    4.1 The role of the teachers in Skinner’s thoughts
    4.2 Technological progress
    4.3 Open-contents and programmed instructional texts
    See open educational resources.
  5. References and links

Excerpts from “New Frontiers of Adaptive Learning,

by David Raths, Education Trends, Campus Technology, 04/24/19,

“…use of adaptive courseware in the humanities.

” U. of Miss. …using adaptive learning to help first-year writing students grasp rhetorical concepts…used ..locally contextualized personalized learning courseware to address the readiness gap…in first-year composition,

“…working with adaptive learning is not intuitive to composition instructors.

“Collaborating for Student Success

“…effort to scale up the use of adaptive courseware to increase student retention and graduation rates. The eight universities have been guided by the APLU’s Personalized Learning Consortium and funded by the Bill & Melinda Gates Foundation.  (In January 2017, Campus Technology interviewed university leaders involved about ramping up these efforts; see “Scaling Up with Adaptive Learning.”)

“Oregon State U. APLU project …college algebra, …the most commonly failed course in the country. ‘Our DFW [grades of D, F or withdrawals] rates have gone down significantly since we started, so we know that at least for the course we are using it in it is working.’  …uses a McGraw Hill courseware product called ALEKS…. ‘we started with it as our math placement test,…then ALEKS has learning modules they [students] can work on to improve their placement…students…were performing well in the courses they were placing into’,…

“Choosing the Right Courseware

“…some platforms created by publishers have proprietary content, while other digital learning platforms are content-agnostic, and faculty members can use open educational resources or their own content with them.
“…it might make sense to choose the courseware first and then the textbook.

“One of the biggest complaints from students about digital learning platforms, O’Sullivan added, is that the courseware may be attached to a textbook, but the professor is not using it. …It is best when everything aligns exactly and students are applying what they are learning in the courseware directly in class.’

“Adaptive Learning in the Humanities

“‘I would have thought before getting involved in adaptive learning that English composition might not apply, but they have applied it beautifully and I see other applications in the humanities where people are using it. I know the inclination is for STEM to use adaptive courseware, but I can’t think of a discipline that [it wouldn’t be useful for].’
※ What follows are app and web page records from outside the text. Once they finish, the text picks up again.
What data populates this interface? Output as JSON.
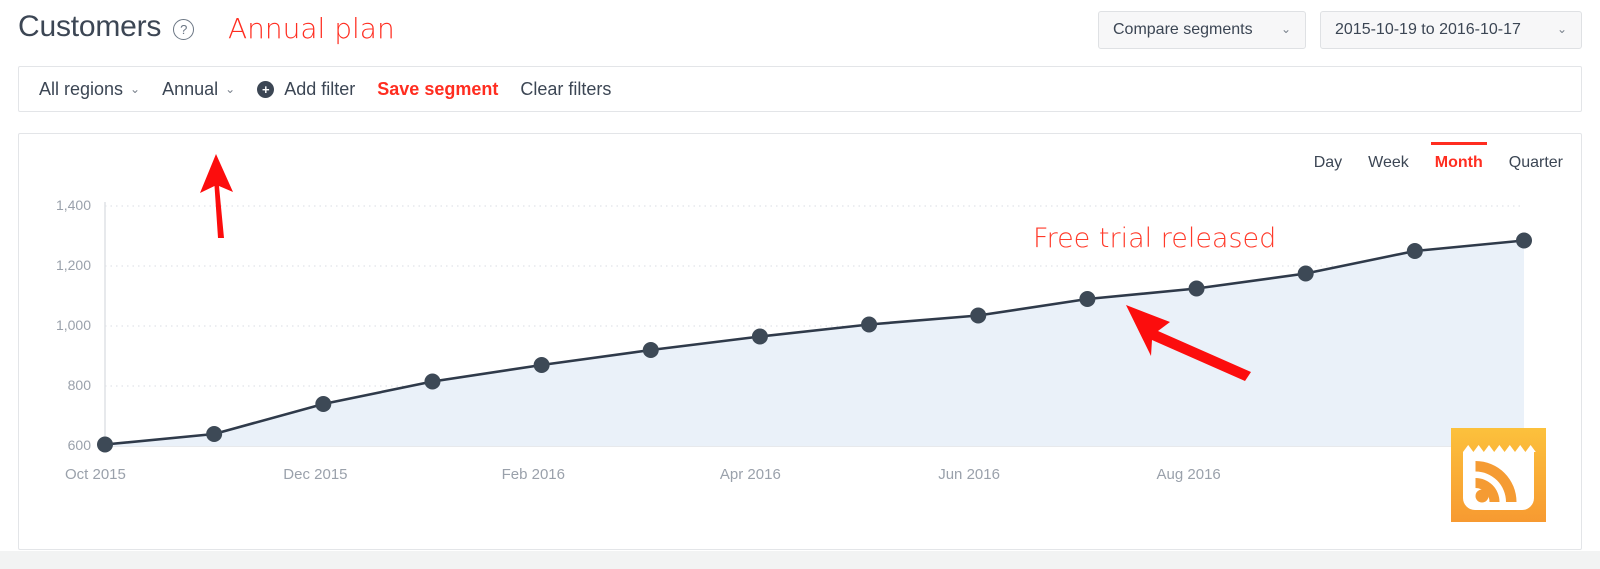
{
  "header": {
    "title": "Customers",
    "help_icon": "question-mark-circle-icon",
    "annotation": "Annual plan",
    "annotation_color": "#ff2d20",
    "compare_segments_label": "Compare segments",
    "date_range_label": "2015-10-19 to 2016-10-17",
    "caret": "⌄"
  },
  "filterbar": {
    "region_label": "All regions",
    "plan_label": "Annual",
    "add_filter_label": "Add filter",
    "save_segment_label": "Save segment",
    "clear_filters_label": "Clear filters",
    "plus_icon": "plus-circle-icon",
    "caret": "⌄"
  },
  "chart_card": {
    "granularity": [
      {
        "label": "Day",
        "active": false
      },
      {
        "label": "Week",
        "active": false
      },
      {
        "label": "Month",
        "active": true
      },
      {
        "label": "Quarter",
        "active": false
      }
    ],
    "annotation": "Free trial released",
    "annotation_color": "#ff3a2a",
    "rss_icon": "rss-feed-icon",
    "rss_color": "#f9a63a"
  },
  "chart_data": {
    "type": "line",
    "title": "Customers",
    "xlabel": "",
    "ylabel": "",
    "grid": true,
    "legend": false,
    "area_fill": true,
    "line_color": "#2f3a4a",
    "area_color": "#eaf1f9",
    "marker_color": "#3d4956",
    "ylim": [
      600,
      1400
    ],
    "ytick_labels": [
      "600",
      "800",
      "1,000",
      "1,200",
      "1,400"
    ],
    "yticks": [
      600,
      800,
      1000,
      1200,
      1400
    ],
    "xtick_labels": [
      "Oct 2015",
      "Dec 2015",
      "Feb 2016",
      "Apr 2016",
      "Jun 2016",
      "Aug 2016"
    ],
    "x": [
      "Oct 2015",
      "Nov 2015",
      "Dec 2015",
      "Jan 2016",
      "Feb 2016",
      "Mar 2016",
      "Apr 2016",
      "May 2016",
      "Jun 2016",
      "Jul 2016",
      "Aug 2016",
      "Sep 2016",
      "Oct 2016",
      "Nov 2016"
    ],
    "values": [
      605,
      640,
      740,
      815,
      870,
      920,
      965,
      1005,
      1035,
      1090,
      1125,
      1175,
      1250,
      1285
    ]
  }
}
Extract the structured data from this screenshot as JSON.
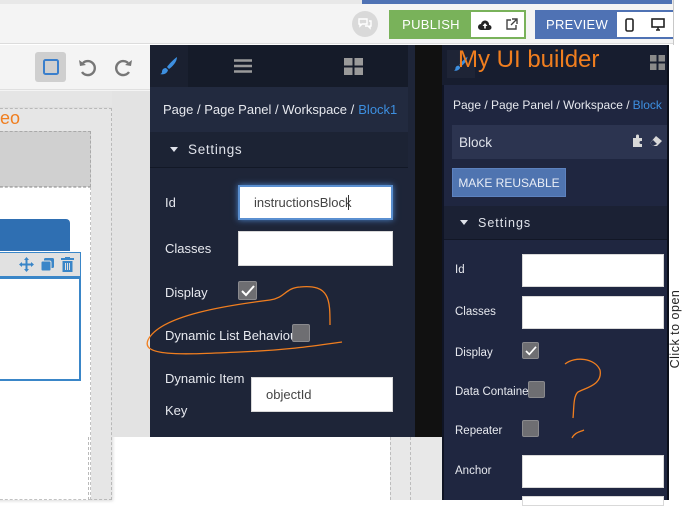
{
  "topbar": {
    "chat_icon": "chat-bubbles-icon",
    "publish": {
      "label": "PUBLISH",
      "icons": [
        "cloud-upload-icon",
        "external-link-icon"
      ],
      "color": "#79b25a"
    },
    "preview": {
      "label": "PREVIEW",
      "icons": [
        "mobile-icon",
        "desktop-icon"
      ],
      "color": "#4f72b4"
    }
  },
  "canvas": {
    "toolbar": {
      "select_icon": "square-select-icon",
      "undo_icon": "undo-icon",
      "redo_icon": "redo-icon"
    },
    "page_title_fragment": "eo",
    "block_toolbar_icons": [
      "move-icon",
      "copy-icon",
      "trash-icon"
    ]
  },
  "panel_left": {
    "tabs": [
      {
        "name": "style",
        "icon": "paintbrush-icon",
        "active": true
      },
      {
        "name": "layers",
        "icon": "hamburger-menu-icon",
        "active": false
      },
      {
        "name": "blocks",
        "icon": "grid-icon",
        "active": false
      }
    ],
    "breadcrumb": {
      "path": "Page / Page Panel / Workspace /",
      "current": "Block1"
    },
    "section_title": "Settings",
    "fields": {
      "id": {
        "label": "Id",
        "value": "instructionsBlock"
      },
      "classes": {
        "label": "Classes",
        "value": ""
      },
      "display": {
        "label": "Display",
        "checked": true
      },
      "dynamic_list": {
        "label": "Dynamic List Behaviour",
        "checked": false
      },
      "dynamic_item_key": {
        "label_line1": "Dynamic Item",
        "label_line2": "Key",
        "value": "objectId"
      }
    }
  },
  "panel_right": {
    "title": "My UI builder",
    "breadcrumb": {
      "path": "Page / Page Panel / Workspace /",
      "current": "Block"
    },
    "block_name": "Block",
    "block_icons": [
      "puzzle-icon",
      "eraser-icon"
    ],
    "make_reusable_label": "MAKE REUSABLE",
    "section_title": "Settings",
    "fields": {
      "id": {
        "label": "Id",
        "value": ""
      },
      "classes": {
        "label": "Classes",
        "value": ""
      },
      "display": {
        "label": "Display",
        "checked": true
      },
      "data_container": {
        "label": "Data Container",
        "checked": false
      },
      "repeater": {
        "label": "Repeater",
        "checked": false
      },
      "anchor": {
        "label": "Anchor",
        "value": ""
      }
    }
  },
  "side_tab": {
    "label": "Click to open"
  },
  "annotations": {
    "color": "#f07e1f"
  }
}
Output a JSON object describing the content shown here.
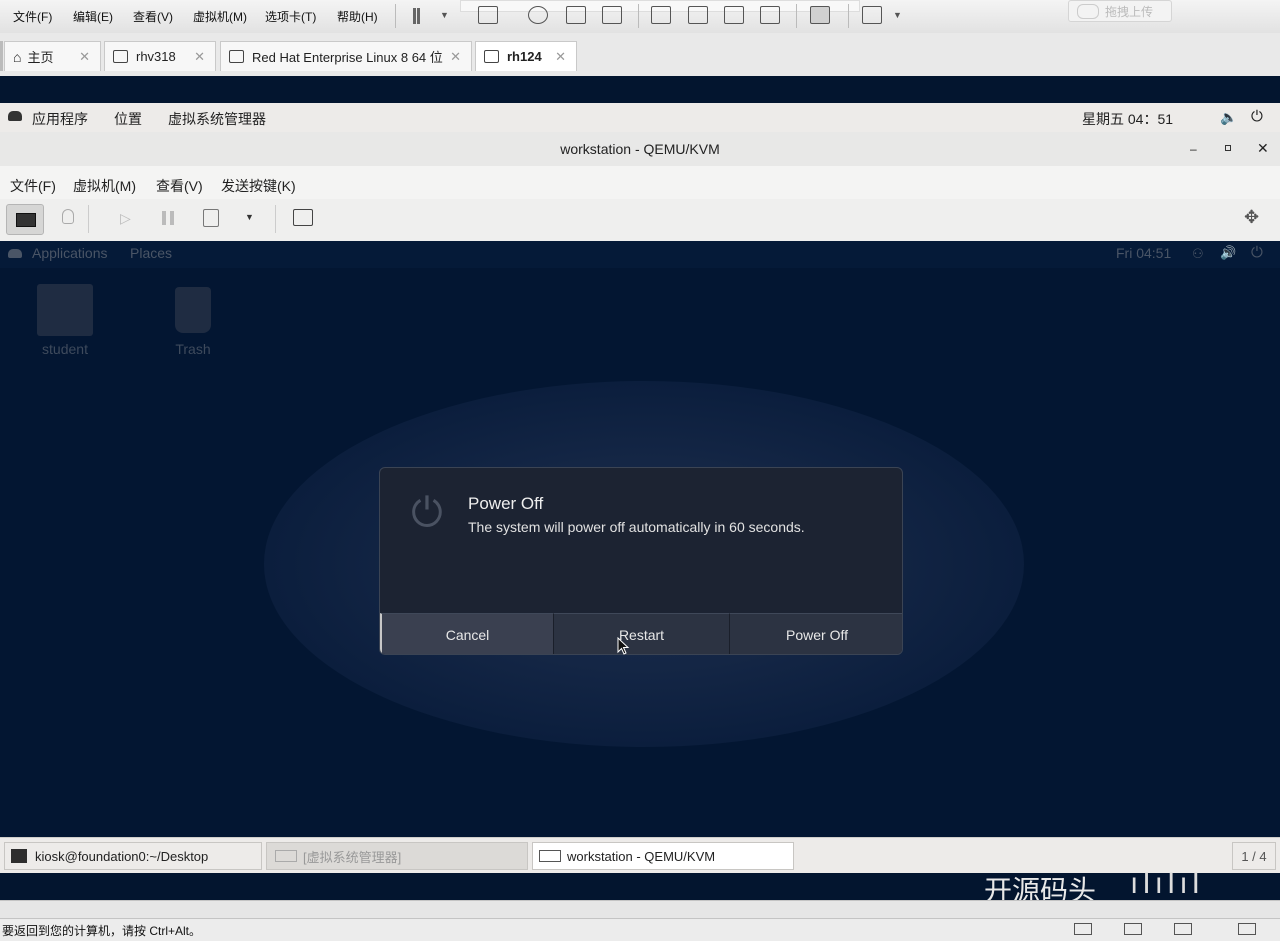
{
  "vmware_menu": [
    "文件(F)",
    "编辑(E)",
    "查看(V)",
    "虚拟机(M)",
    "选项卡(T)",
    "帮助(H)"
  ],
  "upload_label": "拖拽上传",
  "vmware_tabs": [
    {
      "label": "主页"
    },
    {
      "label": "rhv318"
    },
    {
      "label": "Red Hat Enterprise Linux 8 64 位"
    },
    {
      "label": "rh124"
    }
  ],
  "host_panel": {
    "apps": "应用程序",
    "places": "位置",
    "vmm": "虚拟系统管理器",
    "clock": "星期五 04：51"
  },
  "viewer": {
    "title": "workstation - QEMU/KVM",
    "menu": [
      "文件(F)",
      "虚拟机(M)",
      "查看(V)",
      "发送按键(K)"
    ]
  },
  "guest": {
    "applications": "Applications",
    "places": "Places",
    "clock": "Fri 04:51",
    "desktop_icons": [
      {
        "label": "student"
      },
      {
        "label": "Trash"
      }
    ]
  },
  "dialog": {
    "title": "Power Off",
    "message": "The system will power off automatically in 60 seconds.",
    "buttons": [
      "Cancel",
      "Restart",
      "Power Off"
    ]
  },
  "taskbar": {
    "items": [
      "kiosk@foundation0:~/Desktop",
      "[虚拟系统管理器]",
      "workstation - QEMU/KVM"
    ],
    "workspace": "1 / 4"
  },
  "watermark": "开源码头",
  "status_text": "要返回到您的计算机，请按 Ctrl+Alt。"
}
“‘Students who are less prepared use them [“micro modules”] as a way to learn this content and strategies. Students who are well prepared use them as a way to refresh their understanding. If the courseware tells us they understand the strategy, but it is not showing up in their papers, as instructors we try to figure out how we can help them apply that. The courseware allows us to assess whether they have a basic understanding of the concepts, even if they can’t apply it in their papers.’

“Asked about how adaptive learning could be applied to other humanities courses, Forgette suggested that patience is going to be key. ‘Before we figured out how this could work with composition, we had a lot of failed projects…We had to step back and look at how we could use this locally and how it could benefit our students. That is when we got a project that we felt was successful.’…adaptive courseware can free up instructors to spend time on what they see as most valuable.”


EXCERPT from news release  Monday, May 6, 2019:

“John Wiley & Sons… to acquire the assets of Knewton, a provider of affordable courseware and adaptive learning technology

“…knewton… has developed an advanced learning system demonstrated to deliver highly-personalized learning experiences that drive superior outcomes. The Company’s Alta courseware platform delivers high-quality, Open Educational Resource (OER) content to more than 300 colleges and universities, with course offerings in key subject areas, including math, chemistry and economics.”

“Wiley Signs Agreement to Purchase the Assets of Knewton,” Monday, May 6, 2019 8:00 am EDT,